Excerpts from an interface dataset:

* * * *

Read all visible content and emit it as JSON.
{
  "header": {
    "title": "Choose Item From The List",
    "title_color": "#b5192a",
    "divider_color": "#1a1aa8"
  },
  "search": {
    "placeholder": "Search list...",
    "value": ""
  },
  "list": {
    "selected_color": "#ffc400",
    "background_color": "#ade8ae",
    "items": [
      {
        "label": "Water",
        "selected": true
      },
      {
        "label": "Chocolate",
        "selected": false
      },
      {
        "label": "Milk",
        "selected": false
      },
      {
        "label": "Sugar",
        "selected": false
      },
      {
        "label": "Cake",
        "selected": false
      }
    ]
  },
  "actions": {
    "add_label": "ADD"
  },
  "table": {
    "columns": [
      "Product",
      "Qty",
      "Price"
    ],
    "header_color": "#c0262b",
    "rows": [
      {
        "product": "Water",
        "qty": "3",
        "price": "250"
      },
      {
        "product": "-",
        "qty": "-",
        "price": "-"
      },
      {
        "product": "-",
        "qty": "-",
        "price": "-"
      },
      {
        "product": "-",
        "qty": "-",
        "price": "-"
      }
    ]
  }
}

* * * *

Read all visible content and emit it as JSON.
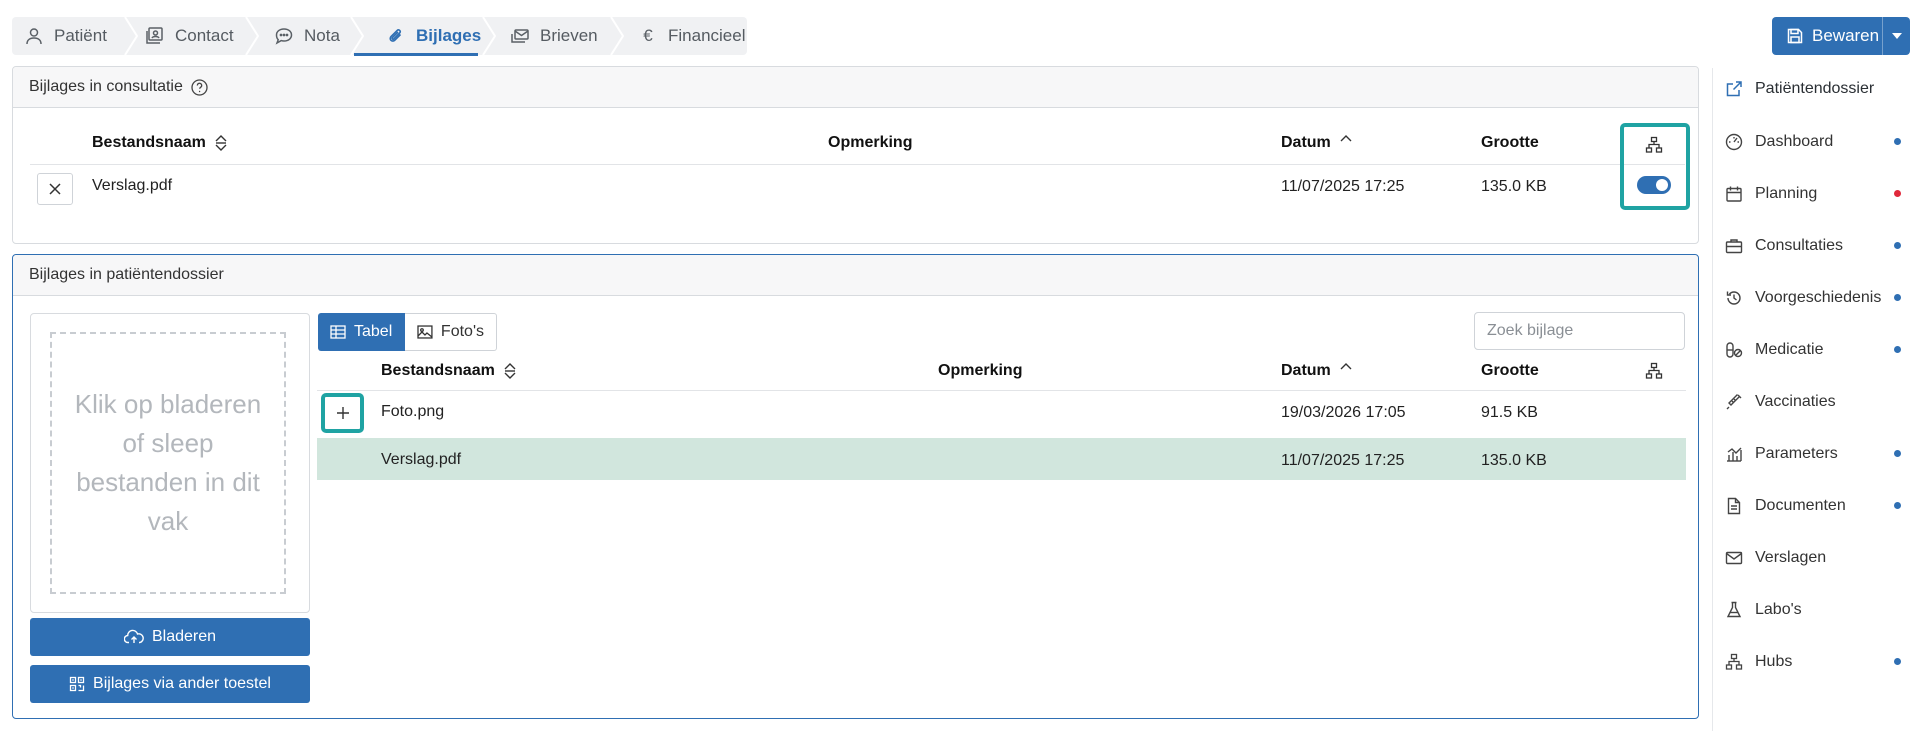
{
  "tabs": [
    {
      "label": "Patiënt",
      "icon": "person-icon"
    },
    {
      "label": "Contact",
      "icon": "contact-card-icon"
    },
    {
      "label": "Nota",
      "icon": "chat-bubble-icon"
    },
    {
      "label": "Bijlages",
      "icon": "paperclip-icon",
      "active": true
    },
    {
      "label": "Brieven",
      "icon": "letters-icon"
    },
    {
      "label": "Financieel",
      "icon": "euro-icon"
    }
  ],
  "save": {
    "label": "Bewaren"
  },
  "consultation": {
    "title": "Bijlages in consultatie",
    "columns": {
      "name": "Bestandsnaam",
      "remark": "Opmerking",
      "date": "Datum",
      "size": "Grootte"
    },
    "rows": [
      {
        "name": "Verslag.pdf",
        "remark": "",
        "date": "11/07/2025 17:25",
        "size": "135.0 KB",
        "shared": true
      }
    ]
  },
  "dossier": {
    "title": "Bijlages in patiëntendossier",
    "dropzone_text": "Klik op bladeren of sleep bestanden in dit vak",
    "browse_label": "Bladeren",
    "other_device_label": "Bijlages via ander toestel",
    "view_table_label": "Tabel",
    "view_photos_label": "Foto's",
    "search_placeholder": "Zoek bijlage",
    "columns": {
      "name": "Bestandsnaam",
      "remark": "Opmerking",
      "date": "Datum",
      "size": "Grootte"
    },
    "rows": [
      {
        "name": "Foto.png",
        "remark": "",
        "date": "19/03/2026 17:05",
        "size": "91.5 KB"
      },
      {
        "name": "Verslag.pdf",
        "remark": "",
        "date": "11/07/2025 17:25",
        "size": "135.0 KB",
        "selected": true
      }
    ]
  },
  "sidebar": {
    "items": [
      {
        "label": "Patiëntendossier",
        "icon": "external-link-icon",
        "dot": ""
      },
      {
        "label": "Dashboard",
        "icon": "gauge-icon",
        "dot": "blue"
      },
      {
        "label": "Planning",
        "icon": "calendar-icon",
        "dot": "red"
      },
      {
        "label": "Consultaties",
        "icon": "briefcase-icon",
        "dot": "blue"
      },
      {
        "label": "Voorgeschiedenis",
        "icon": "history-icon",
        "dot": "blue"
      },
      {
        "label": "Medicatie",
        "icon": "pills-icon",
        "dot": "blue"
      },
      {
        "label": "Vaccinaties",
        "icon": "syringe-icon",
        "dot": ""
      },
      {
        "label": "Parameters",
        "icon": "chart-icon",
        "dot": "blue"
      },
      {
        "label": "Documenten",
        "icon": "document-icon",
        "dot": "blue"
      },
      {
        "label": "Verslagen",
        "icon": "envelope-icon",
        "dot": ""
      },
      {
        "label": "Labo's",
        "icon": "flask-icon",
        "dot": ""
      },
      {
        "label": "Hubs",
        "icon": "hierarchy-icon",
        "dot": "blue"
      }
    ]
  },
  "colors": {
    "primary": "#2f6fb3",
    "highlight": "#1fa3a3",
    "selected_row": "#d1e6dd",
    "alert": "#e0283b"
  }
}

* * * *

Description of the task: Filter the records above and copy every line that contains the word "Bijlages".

Response:
      "label": "Bijlages",
    "title": "Bijlages in consultatie",
    "title": "Bijlages in patiëntendossier",
    "other_device_label": "Bijlages via ander toestel",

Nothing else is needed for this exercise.